Work request:
The required result is every line of the records that includes "Launched".

--------------------------------------------------

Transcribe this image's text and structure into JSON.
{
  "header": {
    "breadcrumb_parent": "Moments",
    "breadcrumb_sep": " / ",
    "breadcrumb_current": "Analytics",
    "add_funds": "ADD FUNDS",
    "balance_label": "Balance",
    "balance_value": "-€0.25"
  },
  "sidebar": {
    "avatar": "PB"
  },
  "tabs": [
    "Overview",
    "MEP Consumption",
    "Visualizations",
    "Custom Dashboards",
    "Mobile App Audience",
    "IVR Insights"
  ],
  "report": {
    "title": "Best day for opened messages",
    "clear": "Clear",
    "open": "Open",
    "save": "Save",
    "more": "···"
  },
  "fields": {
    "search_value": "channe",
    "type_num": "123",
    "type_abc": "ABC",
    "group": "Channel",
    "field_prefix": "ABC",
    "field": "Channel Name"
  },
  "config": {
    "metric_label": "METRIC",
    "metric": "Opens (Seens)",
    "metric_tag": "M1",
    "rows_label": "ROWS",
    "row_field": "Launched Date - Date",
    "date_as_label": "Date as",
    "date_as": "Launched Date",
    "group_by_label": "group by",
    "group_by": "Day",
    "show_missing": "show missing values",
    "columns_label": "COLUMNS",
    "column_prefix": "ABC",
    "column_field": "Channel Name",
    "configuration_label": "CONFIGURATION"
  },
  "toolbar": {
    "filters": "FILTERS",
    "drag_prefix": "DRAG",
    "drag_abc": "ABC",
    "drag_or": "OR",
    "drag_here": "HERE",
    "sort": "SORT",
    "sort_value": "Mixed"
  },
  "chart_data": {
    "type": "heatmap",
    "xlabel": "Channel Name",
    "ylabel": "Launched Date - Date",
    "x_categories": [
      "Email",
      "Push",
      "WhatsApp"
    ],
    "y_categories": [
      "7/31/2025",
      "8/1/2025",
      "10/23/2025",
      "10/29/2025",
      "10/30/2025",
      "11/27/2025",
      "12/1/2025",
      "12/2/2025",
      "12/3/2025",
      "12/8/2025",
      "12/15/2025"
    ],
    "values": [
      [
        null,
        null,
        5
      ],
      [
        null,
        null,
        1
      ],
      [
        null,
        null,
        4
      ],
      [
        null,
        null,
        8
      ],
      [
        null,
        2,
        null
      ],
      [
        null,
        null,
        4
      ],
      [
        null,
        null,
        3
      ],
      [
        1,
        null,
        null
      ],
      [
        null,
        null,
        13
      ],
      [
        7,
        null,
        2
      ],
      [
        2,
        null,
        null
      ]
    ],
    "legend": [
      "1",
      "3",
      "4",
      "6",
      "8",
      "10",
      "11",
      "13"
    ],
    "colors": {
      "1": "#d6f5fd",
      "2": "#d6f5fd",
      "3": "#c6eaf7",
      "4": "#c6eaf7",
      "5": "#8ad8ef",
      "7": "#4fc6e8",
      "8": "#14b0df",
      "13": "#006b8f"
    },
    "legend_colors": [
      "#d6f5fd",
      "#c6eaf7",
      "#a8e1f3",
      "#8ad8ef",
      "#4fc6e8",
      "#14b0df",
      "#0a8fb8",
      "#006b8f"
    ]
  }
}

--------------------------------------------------

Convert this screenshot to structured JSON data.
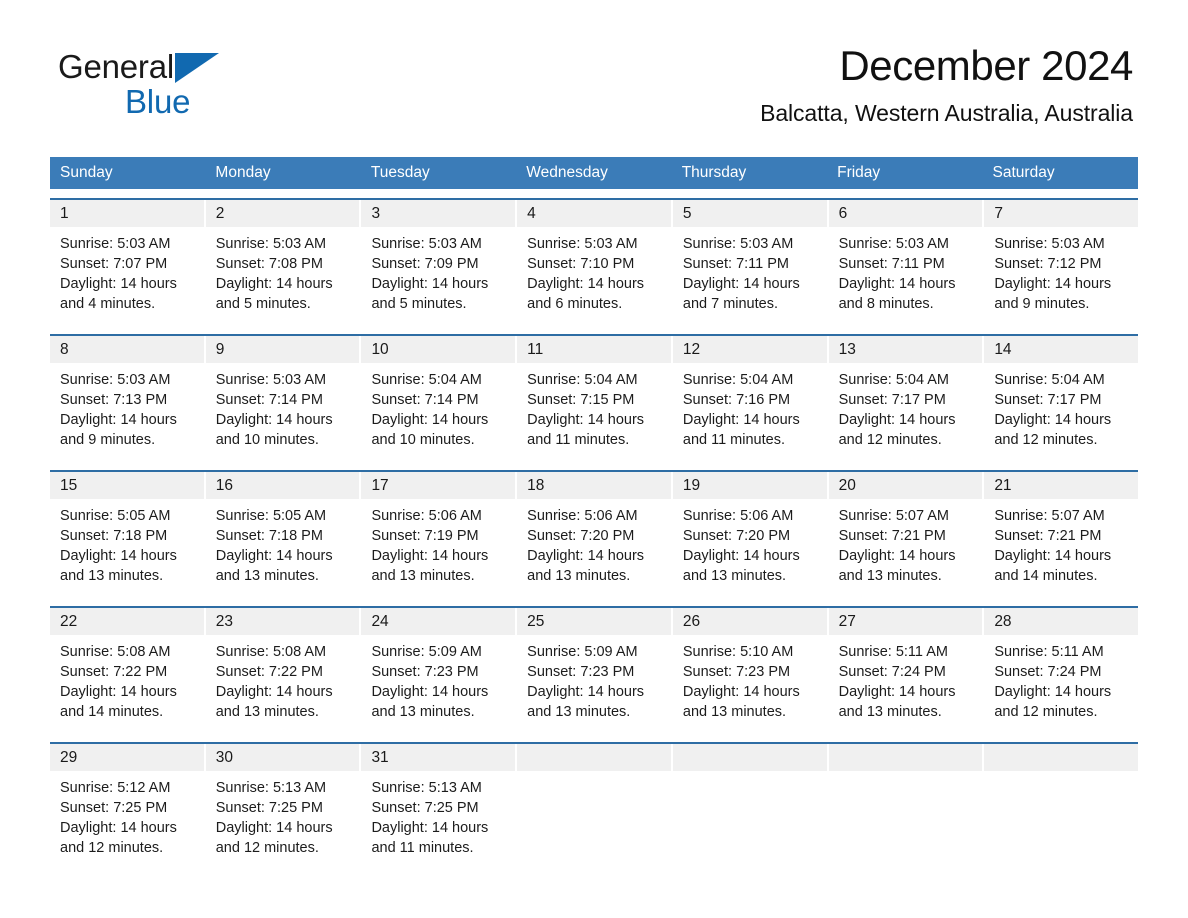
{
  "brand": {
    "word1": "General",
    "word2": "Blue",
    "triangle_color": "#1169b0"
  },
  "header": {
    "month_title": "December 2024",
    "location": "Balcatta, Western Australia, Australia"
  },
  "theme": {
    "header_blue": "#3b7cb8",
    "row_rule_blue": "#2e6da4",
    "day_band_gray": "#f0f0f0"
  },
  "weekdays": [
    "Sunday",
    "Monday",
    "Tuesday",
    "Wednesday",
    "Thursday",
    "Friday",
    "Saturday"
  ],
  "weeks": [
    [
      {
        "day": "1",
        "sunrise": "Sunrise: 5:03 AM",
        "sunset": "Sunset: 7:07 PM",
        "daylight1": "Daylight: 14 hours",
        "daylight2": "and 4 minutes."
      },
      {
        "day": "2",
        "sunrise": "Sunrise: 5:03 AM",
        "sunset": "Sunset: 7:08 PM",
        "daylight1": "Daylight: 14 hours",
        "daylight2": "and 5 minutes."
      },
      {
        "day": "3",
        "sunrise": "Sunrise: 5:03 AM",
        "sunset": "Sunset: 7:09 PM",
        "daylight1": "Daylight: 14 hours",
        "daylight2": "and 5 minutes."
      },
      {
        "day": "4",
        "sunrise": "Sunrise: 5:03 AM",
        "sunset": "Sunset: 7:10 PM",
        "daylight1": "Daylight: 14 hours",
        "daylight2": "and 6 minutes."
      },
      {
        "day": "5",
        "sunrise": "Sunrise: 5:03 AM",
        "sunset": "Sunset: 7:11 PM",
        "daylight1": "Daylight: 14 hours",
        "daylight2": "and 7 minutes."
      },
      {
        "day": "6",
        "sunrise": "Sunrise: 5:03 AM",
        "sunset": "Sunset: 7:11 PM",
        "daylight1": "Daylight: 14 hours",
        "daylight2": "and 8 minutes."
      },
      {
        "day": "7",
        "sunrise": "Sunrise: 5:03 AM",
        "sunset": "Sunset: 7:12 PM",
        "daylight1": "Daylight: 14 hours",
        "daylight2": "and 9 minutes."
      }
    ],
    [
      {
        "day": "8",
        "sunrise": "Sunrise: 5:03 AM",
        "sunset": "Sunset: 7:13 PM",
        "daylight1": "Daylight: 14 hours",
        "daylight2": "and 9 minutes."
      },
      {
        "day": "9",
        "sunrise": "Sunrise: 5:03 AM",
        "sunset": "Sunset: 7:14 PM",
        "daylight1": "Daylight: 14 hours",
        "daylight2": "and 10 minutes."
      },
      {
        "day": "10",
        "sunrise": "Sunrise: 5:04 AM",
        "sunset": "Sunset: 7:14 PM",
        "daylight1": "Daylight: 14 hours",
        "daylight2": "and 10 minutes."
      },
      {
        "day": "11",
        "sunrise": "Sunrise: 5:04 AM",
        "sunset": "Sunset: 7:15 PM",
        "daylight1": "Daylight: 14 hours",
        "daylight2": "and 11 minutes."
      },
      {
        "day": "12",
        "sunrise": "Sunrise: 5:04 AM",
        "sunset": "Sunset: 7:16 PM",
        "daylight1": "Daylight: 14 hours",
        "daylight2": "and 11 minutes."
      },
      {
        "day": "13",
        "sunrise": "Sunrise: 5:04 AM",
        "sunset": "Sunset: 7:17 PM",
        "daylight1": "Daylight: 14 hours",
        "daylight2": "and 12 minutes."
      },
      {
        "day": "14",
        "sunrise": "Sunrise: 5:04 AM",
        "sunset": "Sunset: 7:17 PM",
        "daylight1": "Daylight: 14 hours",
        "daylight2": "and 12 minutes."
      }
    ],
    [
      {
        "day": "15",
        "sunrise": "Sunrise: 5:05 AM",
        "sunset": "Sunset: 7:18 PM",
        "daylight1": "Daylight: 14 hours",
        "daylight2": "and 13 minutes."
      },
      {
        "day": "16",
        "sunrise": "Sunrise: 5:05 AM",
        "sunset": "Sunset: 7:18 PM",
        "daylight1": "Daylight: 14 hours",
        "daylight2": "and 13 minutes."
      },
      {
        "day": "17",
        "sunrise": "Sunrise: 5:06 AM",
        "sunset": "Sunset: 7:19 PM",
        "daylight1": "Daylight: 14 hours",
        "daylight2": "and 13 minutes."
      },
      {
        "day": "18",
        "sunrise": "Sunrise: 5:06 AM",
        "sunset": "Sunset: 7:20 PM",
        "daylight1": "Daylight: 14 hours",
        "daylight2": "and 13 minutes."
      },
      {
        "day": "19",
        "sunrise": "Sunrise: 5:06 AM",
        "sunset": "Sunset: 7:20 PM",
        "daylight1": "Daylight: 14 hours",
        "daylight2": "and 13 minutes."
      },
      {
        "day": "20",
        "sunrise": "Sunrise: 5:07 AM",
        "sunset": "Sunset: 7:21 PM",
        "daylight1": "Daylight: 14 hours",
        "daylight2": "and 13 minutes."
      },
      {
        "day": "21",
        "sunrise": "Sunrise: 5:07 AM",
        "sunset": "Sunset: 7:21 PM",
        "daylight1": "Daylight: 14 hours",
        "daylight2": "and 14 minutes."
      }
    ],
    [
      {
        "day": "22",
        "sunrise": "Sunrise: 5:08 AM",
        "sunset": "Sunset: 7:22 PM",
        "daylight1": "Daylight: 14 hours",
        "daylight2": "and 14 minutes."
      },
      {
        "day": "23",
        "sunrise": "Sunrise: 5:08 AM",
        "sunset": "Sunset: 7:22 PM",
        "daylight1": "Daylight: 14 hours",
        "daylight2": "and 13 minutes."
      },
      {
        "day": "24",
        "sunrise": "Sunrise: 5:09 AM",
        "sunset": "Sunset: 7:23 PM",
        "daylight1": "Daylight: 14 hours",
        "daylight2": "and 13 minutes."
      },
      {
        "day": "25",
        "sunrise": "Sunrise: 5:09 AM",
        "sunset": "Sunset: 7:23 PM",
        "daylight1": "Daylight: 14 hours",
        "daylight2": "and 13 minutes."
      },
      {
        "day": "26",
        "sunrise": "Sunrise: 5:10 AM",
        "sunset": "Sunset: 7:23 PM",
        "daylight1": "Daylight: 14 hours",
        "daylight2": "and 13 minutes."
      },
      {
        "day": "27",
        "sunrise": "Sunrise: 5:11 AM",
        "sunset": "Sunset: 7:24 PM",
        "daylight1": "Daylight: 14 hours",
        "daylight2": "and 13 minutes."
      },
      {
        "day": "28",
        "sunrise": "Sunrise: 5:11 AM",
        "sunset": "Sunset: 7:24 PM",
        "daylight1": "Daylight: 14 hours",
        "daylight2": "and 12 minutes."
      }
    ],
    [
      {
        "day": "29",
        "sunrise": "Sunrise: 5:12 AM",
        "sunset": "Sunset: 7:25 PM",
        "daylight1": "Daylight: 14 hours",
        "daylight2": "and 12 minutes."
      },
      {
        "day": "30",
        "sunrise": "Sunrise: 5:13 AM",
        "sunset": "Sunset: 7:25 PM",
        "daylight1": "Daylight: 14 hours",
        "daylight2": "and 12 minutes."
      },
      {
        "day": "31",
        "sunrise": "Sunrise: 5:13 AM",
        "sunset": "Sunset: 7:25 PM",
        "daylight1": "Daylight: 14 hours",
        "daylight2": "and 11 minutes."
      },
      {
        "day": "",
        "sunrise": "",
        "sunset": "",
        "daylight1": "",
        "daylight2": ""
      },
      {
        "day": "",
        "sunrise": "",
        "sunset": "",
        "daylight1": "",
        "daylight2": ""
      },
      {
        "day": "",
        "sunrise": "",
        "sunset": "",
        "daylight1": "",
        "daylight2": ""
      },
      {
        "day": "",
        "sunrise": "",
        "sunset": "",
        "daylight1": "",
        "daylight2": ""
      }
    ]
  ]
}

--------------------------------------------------

Answer area:
    "row_field": "Launched Date - Date",
    "date_as": "Launched Date",
    "ylabel": "Launched Date - Date",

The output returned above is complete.